Your assignment => Work out how many lines in the listing below include the word "Today". Give nothing but the number.
START Extracted entries
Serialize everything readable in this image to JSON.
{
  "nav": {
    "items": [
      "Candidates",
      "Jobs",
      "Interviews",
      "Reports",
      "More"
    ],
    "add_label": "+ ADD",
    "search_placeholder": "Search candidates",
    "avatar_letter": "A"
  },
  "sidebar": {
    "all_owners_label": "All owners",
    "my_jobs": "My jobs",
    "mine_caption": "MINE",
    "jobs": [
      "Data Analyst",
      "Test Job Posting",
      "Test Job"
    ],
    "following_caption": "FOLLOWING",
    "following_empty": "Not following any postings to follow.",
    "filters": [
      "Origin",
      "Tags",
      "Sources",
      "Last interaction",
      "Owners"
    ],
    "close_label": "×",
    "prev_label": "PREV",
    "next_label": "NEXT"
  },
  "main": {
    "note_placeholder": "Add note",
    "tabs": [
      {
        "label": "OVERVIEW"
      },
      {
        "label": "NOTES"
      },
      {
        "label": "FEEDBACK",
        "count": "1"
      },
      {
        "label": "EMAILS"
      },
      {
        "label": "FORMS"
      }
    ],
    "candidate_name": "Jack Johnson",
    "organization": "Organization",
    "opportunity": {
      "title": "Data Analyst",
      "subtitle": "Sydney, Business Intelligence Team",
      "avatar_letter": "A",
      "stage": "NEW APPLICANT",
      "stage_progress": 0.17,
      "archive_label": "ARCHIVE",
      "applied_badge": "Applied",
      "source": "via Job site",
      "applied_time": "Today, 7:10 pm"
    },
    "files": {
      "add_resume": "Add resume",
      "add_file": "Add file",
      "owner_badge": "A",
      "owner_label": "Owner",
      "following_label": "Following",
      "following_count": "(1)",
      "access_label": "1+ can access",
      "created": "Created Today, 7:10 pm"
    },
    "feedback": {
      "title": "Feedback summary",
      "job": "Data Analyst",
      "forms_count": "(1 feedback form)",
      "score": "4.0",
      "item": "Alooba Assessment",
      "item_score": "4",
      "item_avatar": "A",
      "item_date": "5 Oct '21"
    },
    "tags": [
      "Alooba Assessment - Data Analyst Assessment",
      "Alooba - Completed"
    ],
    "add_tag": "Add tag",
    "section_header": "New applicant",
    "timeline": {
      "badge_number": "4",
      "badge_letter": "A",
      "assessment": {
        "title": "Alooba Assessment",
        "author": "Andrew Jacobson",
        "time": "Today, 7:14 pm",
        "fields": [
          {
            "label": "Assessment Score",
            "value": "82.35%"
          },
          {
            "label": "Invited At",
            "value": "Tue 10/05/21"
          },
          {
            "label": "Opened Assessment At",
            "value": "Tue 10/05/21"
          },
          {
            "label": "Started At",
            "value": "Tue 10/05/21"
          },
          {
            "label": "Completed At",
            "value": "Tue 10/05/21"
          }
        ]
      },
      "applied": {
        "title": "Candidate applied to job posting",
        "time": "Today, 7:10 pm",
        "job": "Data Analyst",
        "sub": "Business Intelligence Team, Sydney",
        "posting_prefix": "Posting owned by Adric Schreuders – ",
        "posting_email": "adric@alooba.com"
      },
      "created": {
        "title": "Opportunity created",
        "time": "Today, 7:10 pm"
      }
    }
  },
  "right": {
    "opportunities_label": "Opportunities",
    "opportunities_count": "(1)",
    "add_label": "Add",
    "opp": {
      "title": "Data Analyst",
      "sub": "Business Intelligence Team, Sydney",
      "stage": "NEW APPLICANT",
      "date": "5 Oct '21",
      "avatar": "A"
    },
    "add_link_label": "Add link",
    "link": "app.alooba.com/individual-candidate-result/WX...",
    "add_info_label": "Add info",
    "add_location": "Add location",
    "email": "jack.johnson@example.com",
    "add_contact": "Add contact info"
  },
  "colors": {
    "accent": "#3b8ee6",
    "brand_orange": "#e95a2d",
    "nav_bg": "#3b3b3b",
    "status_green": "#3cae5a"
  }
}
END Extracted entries
Completed task => 5